It’s unclear whether it would be legal for the mayor to carefully suggest that his supporters contact the independent committee to support his campaign.
New state regulations specifically ban candidates from soliciting funds for an IE devoted to electing the candidate, but the meaning of “solicit” isn’t defined.
One campaign finance law expert said the intent of the law is for IE committees to be completely separate from candidates. But, he said, proving that someone actually violated the law is not easy.
“The candidate is not supposed to have anything to do with an IE. That’s why it’s called independent,” said Bob Stern, a co-author of the state’s campaign finance law.
Yet such cases are hard to pursue, Stern added, saying: “It’s difficult because unless you have somebody saying what really happened, everybody’s gonna deny it, and it’s gonna be very hard to show it.”
Pulido’s comments weren’t the first time a Santa Ana council member has sparked questions from comments they made about an IE.
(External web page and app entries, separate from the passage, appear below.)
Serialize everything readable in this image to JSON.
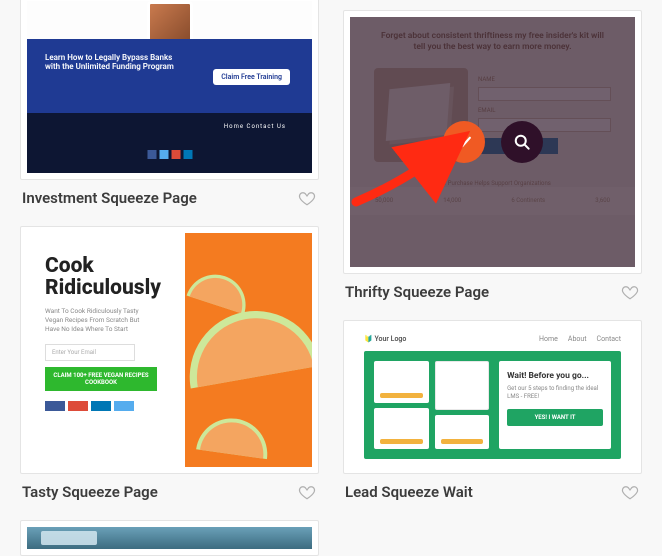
{
  "templates": {
    "investment": {
      "title": "Investment Squeeze Page",
      "hero_line1": "Learn How to Legally Bypass Banks",
      "hero_line2": "with the Unlimited Funding Program",
      "cta": "Claim Free Training",
      "menu": "Home   Contact Us"
    },
    "tasty": {
      "title": "Tasty Squeeze Page",
      "heading1": "Cook",
      "heading2": "Ridiculously",
      "sub": "Want To Cook Ridiculously Tasty Vegan Recipes From Scratch But Have No Idea Where To Start",
      "placeholder": "Enter Your Email",
      "button": "CLAIM 100+ FREE VEGAN RECIPES COOKBOOK"
    },
    "thrifty": {
      "title": "Thrifty Squeeze Page",
      "hero": "Forget about consistent thriftiness my free insider's kit will tell you the best way to earn more money.",
      "trust": "Your Purchase Helps Support Organizations",
      "footer_items": [
        "50,000",
        "14,000",
        "6 Continents",
        "3,600"
      ]
    },
    "lead": {
      "title": "Lead Squeeze Wait",
      "logo": "Your Logo",
      "nav": [
        "Home",
        "About",
        "Contact"
      ],
      "panel_heading": "Wait! Before you go...",
      "panel_sub": "Get our 5 steps to finding the ideal LMS - FREE!",
      "panel_cta": "YES! I WANT IT"
    }
  }
}
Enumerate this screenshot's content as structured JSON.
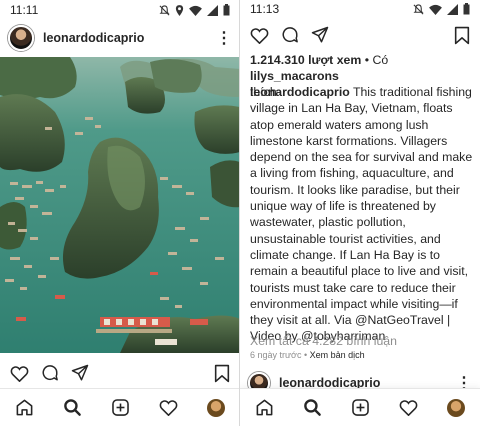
{
  "left": {
    "status_time": "11:11",
    "username": "leonardodicaprio",
    "kebab": "⋮"
  },
  "right": {
    "status_time": "11:13",
    "likes": {
      "count": "1.214.310 lượt xem",
      "liked_by_prefix": " • Có ",
      "liked_by_user": "lilys_macarons",
      "liked_by_suffix": "thích"
    },
    "caption": {
      "user": "leonardodicaprio",
      "text": " This traditional fishing village in Lan Ha Bay, Vietnam, floats atop emerald waters among lush limestone karst formations. Villagers depend on the sea for survival and make a living from fishing, aquaculture, and tourism. It looks like paradise, but their unique way of life is threatened by wastewater, plastic pollution, unsustainable tourist activities, and climate change. If Lan Ha Bay is to remain a beautiful place to live and visit, tourists must take care to reduce their environmental impact while visiting—if they visit at all. Via @NatGeoTravel | Video by @tobyharriman"
    },
    "view_comments": "Xem tất cả 4.282 bình luận",
    "meta_time": "6 ngày trước",
    "meta_sep": " • ",
    "meta_translate": "Xem bản dịch",
    "next_username": "leonardodicaprio",
    "kebab": "⋮"
  },
  "icons": {
    "like": "heart-icon",
    "comment": "comment-icon",
    "share": "direct-share-icon",
    "save": "bookmark-icon",
    "home": "home-icon",
    "search": "search-icon",
    "new_post": "new-post-icon",
    "activity": "activity-heart-icon",
    "profile": "profile-avatar"
  },
  "colors": {
    "text": "#262626",
    "muted": "#8e8e8e",
    "water": "#3f8f80"
  }
}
In 2012, while Councilwoman Michele Martinez was running in the June primary for state Assembly, she told someone on the phone during a train ride that she was “working with” a Native American tribe that was “going to come in real big with some IEs,” according to Bob Salladay, who at the time was the managing editor of the Bay Area-based Center for Investigative Reporting.
Martinez, who lost that race and is now running against incumbent Andrew Do for the 1st District county supervisor seat, vehemently denied making that statement and the state Fair Political Practices Commission (FPPC) did not investigate.
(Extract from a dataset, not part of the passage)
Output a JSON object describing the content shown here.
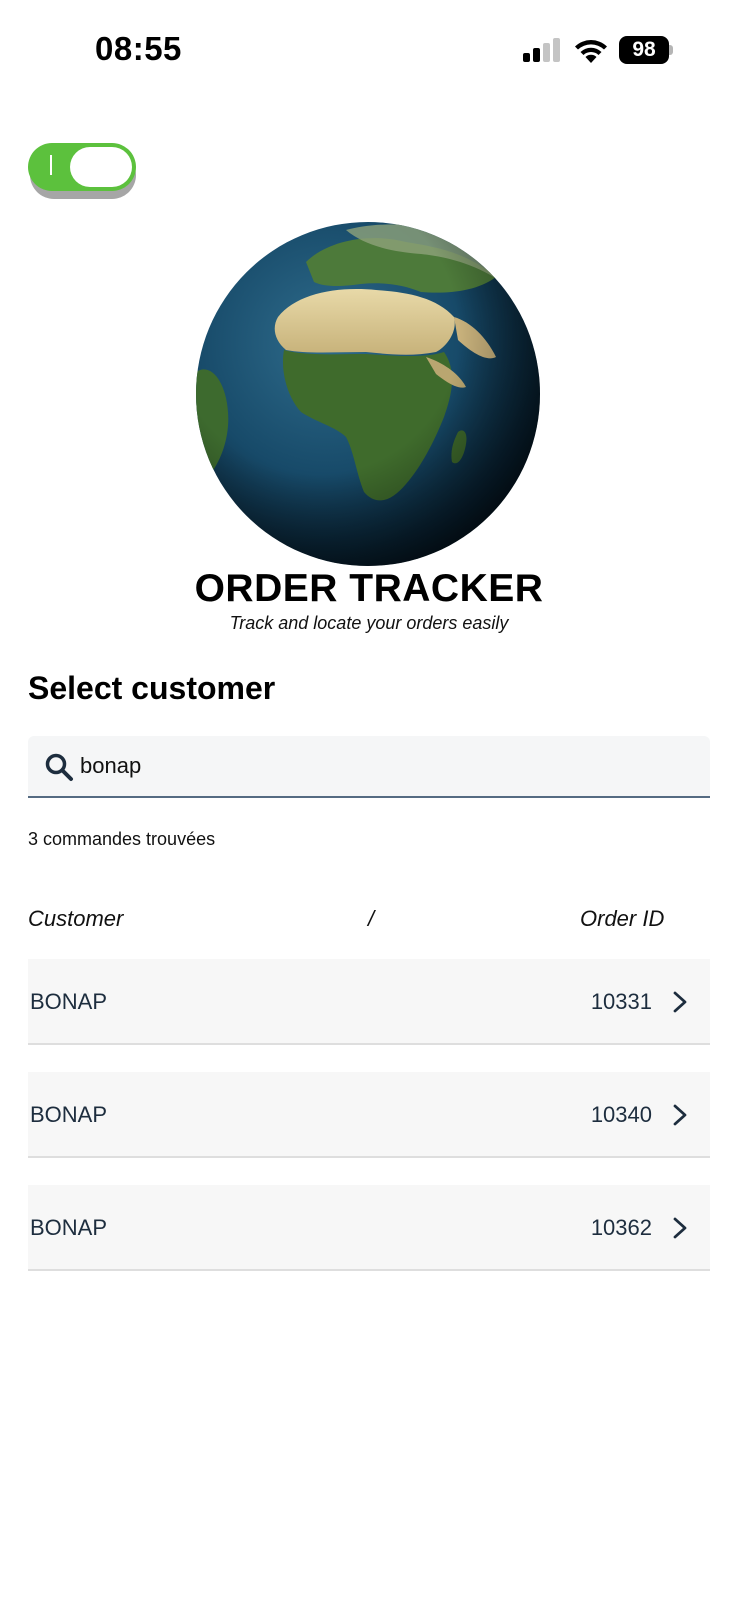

Benjamin Vazquez, who is Pulido’s main opponent in the mayoral race, says he’s suspicious about the IE arrangement.
“I’m not sure if he’s coordinating or not, but it appears so,” Vazquez said. “I mean how are you gonna run a campaign with no money?”
In this election, the biggest supporters of the Pulido IE are the local police and firefighters’ unions, and real estate investors. Here is a rundown of some of the largest contributions:
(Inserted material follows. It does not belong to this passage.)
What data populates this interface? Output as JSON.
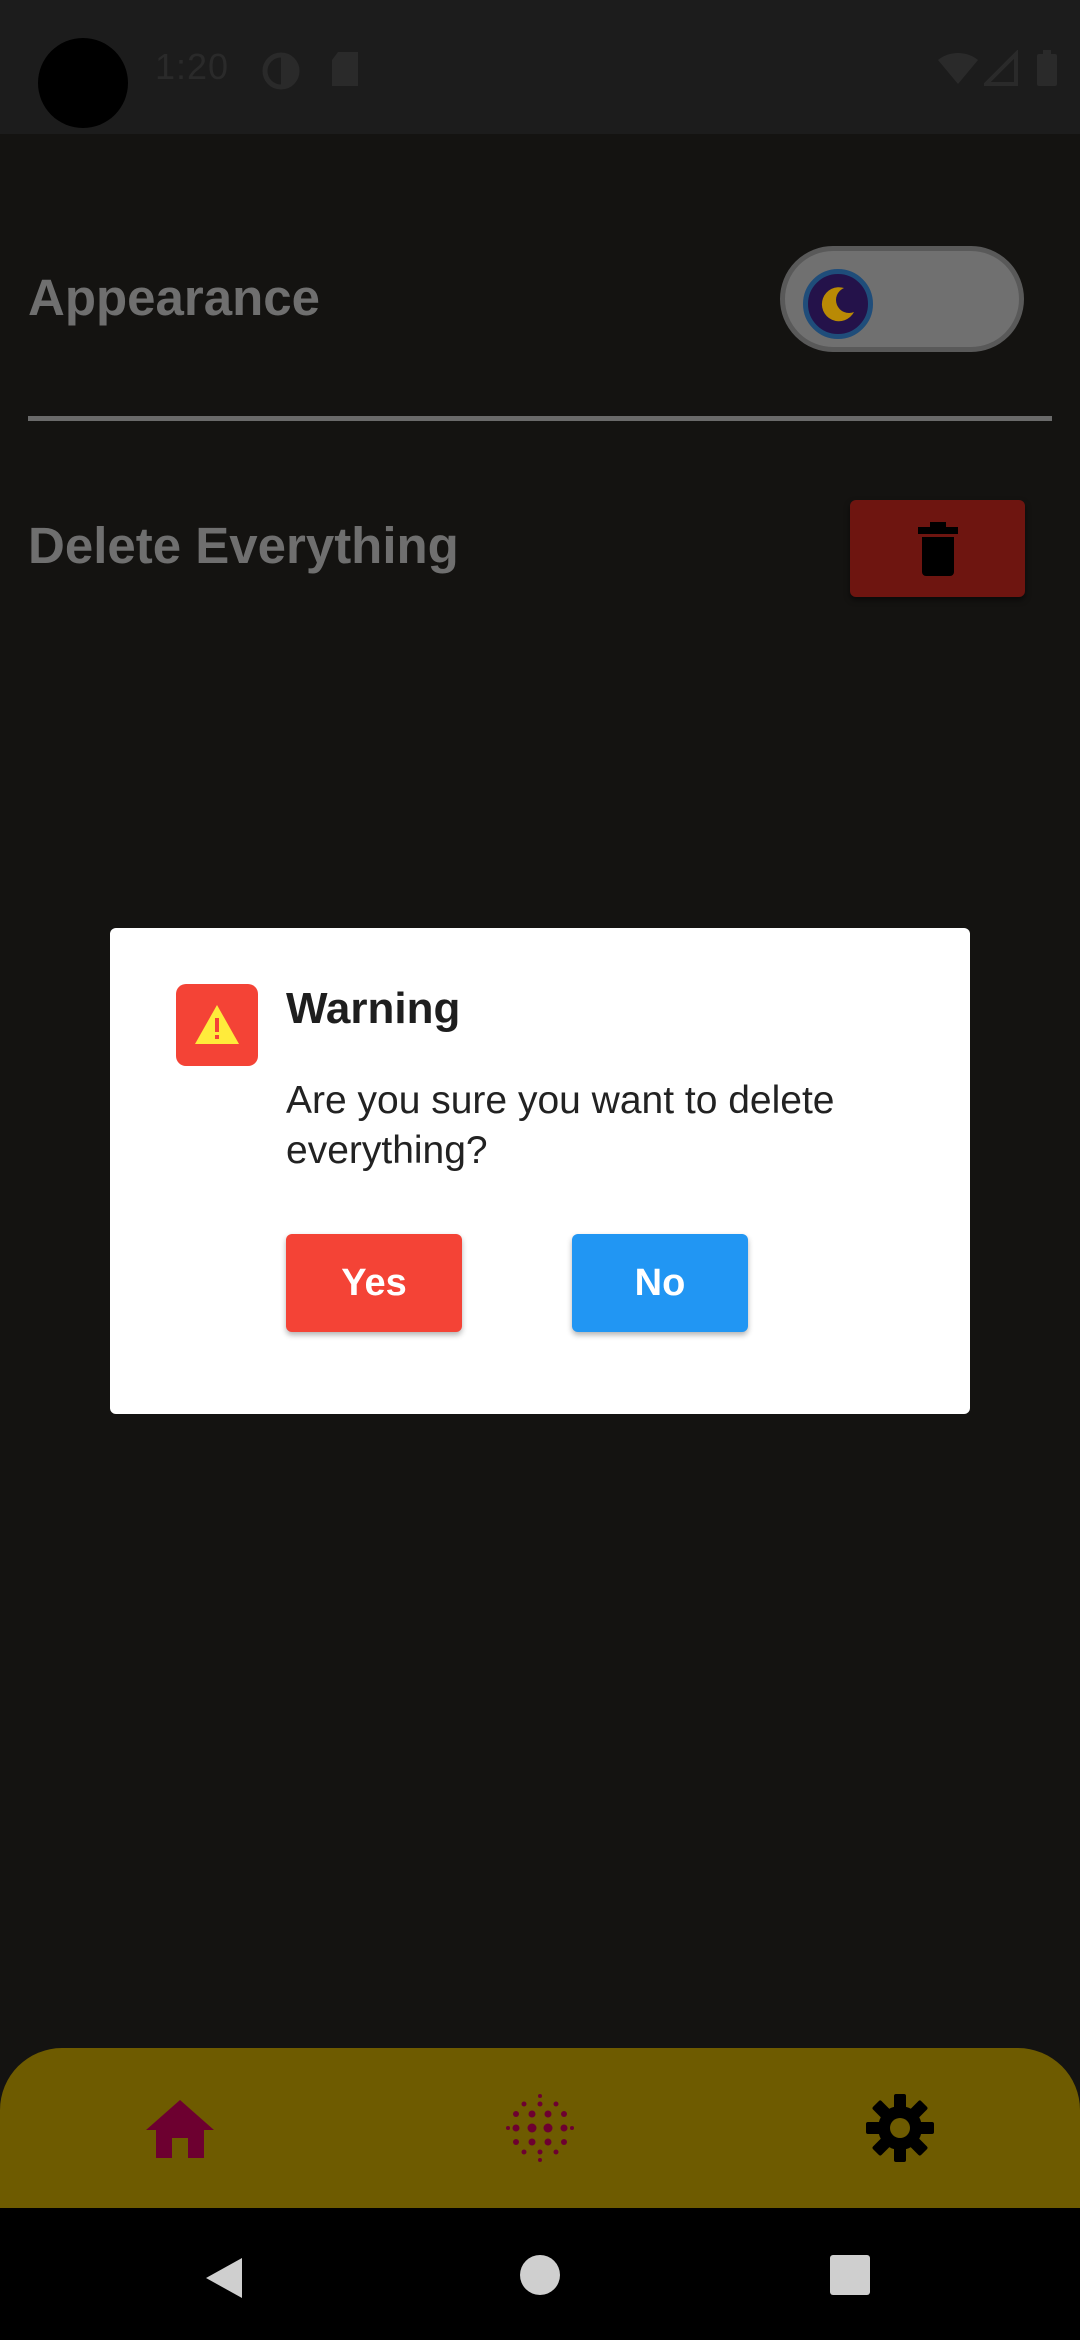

- $20,000 from the Santa Ana Police Officers Independent Expenditure Committee.
- $20,000 from the Orange County Professional Firefighters Association IAFF PAC.
- $10,000 from the real estate investment firm Professional Real Estate Services, Inc.
- $9,000 from Christopher T. Lee, a partner at Arrimus Capital LLC, which has invested in the city’s largest mixed-use real estate development, The Heritage, that Pulido voted to approve earlier this year.
- $5,000 from David Horowitz, a conservative activist and real estate investor who was finance chairman of the California Republican Party earlier this year. He and his wife Michelle have hosted fundraisers at their home for GOP heavyweights like Mitt Romney and Scott Walker.
Adding to the significance of the Pulido IE is the mayor’s history of intermingling his personal business with his official actions as mayor.
In 2006, he voted for a city law requiring stores to restrain their shopping carts, with electronic locking devices mentioned as a preferred method. That same year, he was paid as a consultant by a company owned by Richard John Brandes, who owns a maker of the devices.
Several merchants in the city ended up buying the electronic wheel locks from Brandes’ company, Gatekeeper Systems.
In 2010, then-state Treasurer Bill Lockyer revealed that Pulido was slated to receive a $500,000 fee for helping private investors buy public buildings that then-Gov. Arnold Schwarzenegger was trying to auction off. After the arrangement was made public, Pulido acknowledged its existence but said he would refuse any payments.
And in 2015, following a Voice of OC investigation, he was fined $13,000 for failing to disclose his financial ties to a city vendor, Rupen James Akoubian of NAPA Orange County Auto Parts, and then illegally voting for an increased city contract with Akoubian’s company.
Nick Gerda covers county government and Santa Ana for Voice of OC. You can contact him at email@example.com.